--- Activity ---
Read through the entries below and copy each line where "accent" turns up.

--- Data extracts ---

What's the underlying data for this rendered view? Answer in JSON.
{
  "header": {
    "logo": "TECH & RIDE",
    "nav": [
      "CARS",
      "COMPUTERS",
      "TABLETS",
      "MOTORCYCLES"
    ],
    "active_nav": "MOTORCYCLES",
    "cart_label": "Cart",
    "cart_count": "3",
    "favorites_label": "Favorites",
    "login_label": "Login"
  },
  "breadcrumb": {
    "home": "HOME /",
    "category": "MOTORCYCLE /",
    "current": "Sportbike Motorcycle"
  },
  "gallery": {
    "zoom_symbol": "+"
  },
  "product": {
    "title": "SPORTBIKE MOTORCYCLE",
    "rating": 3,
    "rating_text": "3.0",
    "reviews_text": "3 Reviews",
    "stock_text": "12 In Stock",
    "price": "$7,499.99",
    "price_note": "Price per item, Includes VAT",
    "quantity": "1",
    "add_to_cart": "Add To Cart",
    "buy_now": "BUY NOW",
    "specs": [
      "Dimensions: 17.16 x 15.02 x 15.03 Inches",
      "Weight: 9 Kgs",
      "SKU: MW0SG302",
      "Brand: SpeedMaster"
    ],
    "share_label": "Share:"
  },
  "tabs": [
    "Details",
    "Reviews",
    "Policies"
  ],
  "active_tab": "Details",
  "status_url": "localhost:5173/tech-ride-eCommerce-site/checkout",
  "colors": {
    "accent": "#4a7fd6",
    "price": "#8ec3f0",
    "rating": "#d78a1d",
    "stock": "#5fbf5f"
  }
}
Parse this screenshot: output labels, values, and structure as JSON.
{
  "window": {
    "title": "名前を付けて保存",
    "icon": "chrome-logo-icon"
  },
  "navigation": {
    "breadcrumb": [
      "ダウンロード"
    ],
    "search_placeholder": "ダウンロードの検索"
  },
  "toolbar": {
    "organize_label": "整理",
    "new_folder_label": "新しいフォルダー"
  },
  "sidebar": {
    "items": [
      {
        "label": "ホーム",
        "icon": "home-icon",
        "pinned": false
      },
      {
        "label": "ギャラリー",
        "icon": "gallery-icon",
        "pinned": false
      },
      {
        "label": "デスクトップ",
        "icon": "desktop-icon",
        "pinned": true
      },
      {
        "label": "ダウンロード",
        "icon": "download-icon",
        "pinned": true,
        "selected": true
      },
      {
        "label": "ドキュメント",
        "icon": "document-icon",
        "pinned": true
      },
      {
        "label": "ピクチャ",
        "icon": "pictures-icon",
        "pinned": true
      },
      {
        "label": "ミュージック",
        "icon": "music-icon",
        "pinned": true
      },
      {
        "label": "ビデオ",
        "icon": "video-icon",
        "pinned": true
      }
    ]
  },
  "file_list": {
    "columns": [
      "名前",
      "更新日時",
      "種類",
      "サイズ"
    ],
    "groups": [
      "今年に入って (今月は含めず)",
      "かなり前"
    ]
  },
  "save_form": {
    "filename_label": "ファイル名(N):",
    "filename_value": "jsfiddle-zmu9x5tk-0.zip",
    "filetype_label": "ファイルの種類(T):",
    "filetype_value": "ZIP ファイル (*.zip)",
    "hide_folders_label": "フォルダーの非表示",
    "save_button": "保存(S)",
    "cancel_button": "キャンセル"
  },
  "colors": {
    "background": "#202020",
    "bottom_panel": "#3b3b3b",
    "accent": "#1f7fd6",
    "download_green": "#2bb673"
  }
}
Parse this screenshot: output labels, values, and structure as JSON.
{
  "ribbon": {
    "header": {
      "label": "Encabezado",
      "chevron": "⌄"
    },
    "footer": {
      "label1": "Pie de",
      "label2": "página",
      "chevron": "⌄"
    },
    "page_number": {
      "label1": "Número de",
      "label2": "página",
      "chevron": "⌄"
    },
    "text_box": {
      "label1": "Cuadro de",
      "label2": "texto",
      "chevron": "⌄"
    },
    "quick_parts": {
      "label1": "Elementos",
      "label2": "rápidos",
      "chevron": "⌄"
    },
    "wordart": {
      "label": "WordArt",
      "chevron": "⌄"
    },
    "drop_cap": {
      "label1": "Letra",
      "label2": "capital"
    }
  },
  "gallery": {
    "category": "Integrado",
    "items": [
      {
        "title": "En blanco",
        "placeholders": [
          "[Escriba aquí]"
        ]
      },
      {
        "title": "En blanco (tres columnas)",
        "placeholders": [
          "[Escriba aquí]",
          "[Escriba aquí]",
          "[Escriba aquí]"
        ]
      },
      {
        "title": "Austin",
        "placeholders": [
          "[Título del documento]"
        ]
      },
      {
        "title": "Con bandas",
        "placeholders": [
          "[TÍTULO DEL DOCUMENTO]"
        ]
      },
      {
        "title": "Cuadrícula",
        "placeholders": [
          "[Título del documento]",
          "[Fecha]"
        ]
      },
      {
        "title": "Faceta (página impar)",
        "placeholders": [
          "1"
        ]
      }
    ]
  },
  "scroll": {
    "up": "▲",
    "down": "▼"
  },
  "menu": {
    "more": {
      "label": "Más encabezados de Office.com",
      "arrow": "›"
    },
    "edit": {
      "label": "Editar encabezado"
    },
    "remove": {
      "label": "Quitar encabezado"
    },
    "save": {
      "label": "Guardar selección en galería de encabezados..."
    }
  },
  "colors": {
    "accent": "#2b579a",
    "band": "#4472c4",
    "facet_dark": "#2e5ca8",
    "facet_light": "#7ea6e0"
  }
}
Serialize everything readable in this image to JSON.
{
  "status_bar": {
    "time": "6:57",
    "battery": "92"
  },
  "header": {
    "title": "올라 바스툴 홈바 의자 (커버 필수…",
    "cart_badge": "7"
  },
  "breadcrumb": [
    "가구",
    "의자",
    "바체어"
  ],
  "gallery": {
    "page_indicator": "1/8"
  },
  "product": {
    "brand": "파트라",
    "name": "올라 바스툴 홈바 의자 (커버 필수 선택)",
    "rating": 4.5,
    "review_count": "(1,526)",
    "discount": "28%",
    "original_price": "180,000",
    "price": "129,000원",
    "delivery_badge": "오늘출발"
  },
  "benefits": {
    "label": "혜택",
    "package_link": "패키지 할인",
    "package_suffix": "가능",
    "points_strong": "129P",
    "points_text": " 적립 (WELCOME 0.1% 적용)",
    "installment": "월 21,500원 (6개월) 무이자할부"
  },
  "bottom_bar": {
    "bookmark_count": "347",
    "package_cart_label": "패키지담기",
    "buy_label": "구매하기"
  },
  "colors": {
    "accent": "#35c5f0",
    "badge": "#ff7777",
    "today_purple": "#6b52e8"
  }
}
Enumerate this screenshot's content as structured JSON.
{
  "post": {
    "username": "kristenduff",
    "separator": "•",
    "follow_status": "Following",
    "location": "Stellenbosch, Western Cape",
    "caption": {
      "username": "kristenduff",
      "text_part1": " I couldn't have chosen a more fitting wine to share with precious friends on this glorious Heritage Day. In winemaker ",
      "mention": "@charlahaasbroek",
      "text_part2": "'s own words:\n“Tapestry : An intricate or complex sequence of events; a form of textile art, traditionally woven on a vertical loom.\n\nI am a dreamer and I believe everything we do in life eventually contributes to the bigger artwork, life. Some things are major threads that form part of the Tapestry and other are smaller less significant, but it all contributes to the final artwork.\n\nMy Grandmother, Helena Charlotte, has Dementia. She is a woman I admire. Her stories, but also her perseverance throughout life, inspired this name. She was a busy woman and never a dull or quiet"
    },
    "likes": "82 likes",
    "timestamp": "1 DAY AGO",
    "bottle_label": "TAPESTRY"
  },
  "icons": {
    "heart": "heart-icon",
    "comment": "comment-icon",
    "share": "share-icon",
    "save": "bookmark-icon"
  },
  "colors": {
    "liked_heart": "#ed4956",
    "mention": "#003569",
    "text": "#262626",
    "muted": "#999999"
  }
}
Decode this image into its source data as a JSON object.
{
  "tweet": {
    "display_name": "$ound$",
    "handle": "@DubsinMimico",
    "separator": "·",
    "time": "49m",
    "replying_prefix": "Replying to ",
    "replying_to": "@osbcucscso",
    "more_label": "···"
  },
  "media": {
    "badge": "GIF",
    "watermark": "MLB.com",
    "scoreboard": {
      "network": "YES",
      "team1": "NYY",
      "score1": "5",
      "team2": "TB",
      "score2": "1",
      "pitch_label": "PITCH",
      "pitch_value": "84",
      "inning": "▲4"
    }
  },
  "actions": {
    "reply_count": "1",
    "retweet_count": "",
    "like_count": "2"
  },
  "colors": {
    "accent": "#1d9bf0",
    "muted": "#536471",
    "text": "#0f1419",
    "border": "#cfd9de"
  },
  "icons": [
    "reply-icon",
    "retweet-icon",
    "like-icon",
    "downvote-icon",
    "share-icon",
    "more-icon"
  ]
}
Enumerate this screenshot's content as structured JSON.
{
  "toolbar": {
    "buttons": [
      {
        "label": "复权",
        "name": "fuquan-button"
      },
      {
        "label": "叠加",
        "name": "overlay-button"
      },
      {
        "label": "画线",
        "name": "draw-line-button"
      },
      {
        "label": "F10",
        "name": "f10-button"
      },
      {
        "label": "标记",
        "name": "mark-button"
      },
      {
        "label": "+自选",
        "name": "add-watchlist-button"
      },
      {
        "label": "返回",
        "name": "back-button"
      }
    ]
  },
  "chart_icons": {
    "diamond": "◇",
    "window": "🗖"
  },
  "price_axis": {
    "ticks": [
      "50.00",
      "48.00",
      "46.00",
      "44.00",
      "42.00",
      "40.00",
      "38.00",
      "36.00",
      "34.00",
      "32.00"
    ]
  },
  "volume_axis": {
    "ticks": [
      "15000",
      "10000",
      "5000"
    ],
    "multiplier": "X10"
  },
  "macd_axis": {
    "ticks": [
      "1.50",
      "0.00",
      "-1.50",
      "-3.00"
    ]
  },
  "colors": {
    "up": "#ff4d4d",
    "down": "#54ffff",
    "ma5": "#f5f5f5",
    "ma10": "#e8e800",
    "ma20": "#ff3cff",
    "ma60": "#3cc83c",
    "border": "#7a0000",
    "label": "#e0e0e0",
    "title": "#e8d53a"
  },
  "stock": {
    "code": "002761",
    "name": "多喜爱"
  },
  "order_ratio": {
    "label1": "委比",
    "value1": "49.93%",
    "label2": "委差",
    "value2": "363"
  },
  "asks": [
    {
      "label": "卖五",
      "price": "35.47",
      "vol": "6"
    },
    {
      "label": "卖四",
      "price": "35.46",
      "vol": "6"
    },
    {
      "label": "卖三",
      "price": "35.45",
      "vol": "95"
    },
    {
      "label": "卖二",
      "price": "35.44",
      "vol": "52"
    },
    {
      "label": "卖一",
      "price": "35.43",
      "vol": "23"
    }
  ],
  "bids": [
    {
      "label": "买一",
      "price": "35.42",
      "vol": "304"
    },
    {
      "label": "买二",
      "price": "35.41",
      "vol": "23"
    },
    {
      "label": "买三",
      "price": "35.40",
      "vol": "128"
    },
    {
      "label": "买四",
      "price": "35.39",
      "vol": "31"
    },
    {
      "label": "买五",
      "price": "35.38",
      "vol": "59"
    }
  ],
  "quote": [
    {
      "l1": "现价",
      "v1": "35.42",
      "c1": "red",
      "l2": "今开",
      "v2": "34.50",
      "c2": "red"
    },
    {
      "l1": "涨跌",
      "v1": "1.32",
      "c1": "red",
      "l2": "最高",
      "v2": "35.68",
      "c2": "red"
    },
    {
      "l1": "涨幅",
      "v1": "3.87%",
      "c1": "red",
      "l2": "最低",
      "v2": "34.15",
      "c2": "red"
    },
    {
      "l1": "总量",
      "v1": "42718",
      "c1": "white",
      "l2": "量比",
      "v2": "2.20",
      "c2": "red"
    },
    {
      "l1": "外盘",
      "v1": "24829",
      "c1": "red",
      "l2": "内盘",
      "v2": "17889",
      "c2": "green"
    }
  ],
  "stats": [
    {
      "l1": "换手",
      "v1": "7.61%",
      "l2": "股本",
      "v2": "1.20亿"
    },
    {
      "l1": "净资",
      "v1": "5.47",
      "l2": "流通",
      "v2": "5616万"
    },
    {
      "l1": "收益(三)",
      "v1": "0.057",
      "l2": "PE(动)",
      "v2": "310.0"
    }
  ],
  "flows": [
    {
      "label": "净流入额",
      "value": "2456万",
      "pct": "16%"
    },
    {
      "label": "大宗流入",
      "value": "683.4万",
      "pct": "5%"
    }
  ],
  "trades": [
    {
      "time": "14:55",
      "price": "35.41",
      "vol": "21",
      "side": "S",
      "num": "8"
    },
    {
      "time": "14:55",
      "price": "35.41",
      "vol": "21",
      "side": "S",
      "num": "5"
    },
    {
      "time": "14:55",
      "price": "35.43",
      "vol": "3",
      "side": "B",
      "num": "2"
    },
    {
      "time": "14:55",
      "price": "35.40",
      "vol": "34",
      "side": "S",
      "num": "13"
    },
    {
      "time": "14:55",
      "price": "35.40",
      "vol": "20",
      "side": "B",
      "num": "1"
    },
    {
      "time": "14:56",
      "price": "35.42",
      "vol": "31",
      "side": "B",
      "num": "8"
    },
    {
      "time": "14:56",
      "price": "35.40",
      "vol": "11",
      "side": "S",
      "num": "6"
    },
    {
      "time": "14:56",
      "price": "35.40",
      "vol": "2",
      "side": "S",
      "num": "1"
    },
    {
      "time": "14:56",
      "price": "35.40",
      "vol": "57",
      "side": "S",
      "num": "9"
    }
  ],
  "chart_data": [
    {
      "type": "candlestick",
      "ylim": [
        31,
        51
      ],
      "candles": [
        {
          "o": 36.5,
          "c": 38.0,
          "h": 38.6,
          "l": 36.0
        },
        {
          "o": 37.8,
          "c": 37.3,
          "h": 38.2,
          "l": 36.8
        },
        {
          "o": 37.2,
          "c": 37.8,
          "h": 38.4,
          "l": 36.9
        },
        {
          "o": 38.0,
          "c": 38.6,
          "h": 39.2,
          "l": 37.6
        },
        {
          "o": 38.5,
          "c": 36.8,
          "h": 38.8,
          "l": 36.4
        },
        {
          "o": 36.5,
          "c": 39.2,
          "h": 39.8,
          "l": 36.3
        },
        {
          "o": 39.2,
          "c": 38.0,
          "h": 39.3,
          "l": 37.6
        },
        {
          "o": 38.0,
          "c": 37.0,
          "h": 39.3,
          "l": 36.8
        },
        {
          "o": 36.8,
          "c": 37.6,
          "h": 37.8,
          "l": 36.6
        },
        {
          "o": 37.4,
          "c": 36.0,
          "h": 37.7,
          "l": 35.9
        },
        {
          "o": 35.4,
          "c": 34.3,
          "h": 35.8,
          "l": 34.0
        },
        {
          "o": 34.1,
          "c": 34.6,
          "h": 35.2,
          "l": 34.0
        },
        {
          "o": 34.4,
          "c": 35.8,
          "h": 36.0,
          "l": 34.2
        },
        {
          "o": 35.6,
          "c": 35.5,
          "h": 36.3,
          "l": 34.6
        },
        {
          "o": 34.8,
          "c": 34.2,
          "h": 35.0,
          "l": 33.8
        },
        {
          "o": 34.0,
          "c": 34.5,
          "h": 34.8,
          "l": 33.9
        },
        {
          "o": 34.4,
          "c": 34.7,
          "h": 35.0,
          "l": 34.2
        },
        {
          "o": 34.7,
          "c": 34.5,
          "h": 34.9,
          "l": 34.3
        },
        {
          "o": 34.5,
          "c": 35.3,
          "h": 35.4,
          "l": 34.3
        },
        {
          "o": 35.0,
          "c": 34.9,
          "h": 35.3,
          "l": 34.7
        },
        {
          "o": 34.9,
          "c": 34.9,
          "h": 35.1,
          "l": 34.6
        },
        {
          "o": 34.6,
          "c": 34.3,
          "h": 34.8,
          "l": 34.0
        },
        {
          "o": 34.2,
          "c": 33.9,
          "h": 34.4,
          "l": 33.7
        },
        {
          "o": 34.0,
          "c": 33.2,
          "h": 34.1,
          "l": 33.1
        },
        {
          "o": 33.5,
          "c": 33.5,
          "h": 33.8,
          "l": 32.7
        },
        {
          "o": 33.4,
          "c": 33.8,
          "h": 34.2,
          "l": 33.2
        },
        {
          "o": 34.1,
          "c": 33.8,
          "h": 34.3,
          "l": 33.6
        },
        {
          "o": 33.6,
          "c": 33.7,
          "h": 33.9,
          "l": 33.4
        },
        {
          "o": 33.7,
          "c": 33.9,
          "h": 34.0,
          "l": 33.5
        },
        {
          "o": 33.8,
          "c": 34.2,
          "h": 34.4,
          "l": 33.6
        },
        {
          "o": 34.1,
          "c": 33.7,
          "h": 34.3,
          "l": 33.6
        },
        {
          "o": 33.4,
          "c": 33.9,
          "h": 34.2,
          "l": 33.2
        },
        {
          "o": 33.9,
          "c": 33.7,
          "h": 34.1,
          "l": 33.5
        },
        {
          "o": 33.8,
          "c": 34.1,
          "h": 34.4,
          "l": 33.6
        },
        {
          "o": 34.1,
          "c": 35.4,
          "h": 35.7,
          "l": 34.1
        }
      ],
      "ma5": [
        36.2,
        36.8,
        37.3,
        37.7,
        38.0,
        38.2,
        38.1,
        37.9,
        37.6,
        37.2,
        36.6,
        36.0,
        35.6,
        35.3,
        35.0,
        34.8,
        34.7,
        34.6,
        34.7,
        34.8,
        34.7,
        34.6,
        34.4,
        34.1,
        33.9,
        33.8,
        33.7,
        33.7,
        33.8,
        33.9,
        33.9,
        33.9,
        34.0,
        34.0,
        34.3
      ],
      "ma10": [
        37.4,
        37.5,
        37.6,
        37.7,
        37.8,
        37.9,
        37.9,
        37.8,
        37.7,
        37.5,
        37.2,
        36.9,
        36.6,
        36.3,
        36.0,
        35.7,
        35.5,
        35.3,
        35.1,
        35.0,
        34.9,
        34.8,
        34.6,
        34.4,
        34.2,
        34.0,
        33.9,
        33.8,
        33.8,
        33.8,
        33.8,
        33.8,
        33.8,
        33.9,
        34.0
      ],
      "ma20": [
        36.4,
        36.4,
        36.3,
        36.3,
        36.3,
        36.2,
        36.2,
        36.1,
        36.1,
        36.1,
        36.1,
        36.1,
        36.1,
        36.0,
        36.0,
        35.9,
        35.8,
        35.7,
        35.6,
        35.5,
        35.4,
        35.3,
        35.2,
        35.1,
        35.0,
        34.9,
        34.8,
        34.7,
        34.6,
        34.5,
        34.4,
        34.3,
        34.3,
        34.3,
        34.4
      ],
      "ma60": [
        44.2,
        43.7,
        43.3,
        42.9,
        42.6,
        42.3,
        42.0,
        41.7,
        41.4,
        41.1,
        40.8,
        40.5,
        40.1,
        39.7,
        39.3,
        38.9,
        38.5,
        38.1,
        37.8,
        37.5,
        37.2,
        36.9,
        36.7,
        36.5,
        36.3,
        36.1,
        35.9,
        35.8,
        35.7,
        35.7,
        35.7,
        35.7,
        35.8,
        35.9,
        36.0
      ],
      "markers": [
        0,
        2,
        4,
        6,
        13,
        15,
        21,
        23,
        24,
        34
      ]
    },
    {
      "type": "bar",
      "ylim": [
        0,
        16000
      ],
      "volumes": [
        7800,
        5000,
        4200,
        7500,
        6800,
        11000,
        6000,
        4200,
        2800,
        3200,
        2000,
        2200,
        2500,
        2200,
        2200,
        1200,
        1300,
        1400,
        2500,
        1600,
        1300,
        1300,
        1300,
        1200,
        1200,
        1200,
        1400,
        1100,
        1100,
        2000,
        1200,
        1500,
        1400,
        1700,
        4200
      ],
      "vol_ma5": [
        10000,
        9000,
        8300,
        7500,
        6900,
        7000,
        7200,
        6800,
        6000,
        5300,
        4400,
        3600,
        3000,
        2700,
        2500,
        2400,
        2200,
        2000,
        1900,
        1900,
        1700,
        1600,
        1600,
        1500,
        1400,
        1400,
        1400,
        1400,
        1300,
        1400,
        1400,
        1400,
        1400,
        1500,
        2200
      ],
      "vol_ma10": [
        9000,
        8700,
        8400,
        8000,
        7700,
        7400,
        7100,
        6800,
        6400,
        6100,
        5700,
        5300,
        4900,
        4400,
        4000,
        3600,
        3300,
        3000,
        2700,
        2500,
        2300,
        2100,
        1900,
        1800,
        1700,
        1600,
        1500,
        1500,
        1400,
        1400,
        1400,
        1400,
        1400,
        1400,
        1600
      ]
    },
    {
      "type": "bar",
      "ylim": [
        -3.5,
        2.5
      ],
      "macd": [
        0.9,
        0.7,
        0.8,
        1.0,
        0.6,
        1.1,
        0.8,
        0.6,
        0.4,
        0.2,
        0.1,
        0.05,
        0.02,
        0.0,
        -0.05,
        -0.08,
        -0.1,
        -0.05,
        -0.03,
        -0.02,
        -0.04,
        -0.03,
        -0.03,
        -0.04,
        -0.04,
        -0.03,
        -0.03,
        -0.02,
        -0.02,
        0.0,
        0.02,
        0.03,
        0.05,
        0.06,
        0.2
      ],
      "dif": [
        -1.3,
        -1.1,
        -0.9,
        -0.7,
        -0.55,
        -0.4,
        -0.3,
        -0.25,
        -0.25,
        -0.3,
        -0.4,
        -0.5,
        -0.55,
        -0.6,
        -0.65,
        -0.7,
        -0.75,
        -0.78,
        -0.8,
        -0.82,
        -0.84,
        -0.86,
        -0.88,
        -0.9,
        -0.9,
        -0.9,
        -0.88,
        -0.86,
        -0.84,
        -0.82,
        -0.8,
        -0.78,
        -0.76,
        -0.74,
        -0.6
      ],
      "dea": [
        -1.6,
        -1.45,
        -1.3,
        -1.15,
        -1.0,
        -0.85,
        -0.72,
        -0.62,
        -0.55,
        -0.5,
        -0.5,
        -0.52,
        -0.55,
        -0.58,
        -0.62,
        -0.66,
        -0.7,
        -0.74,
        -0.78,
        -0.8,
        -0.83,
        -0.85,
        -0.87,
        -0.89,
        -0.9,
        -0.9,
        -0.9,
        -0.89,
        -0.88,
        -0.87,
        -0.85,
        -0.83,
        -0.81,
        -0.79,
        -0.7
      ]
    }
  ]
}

--- Written answer ---
    "accent": "#4a7fd6",
    "accent": "#1f7fd6",
    "accent": "#2b579a",
    "accent": "#35c5f0",
    "accent": "#1d9bf0",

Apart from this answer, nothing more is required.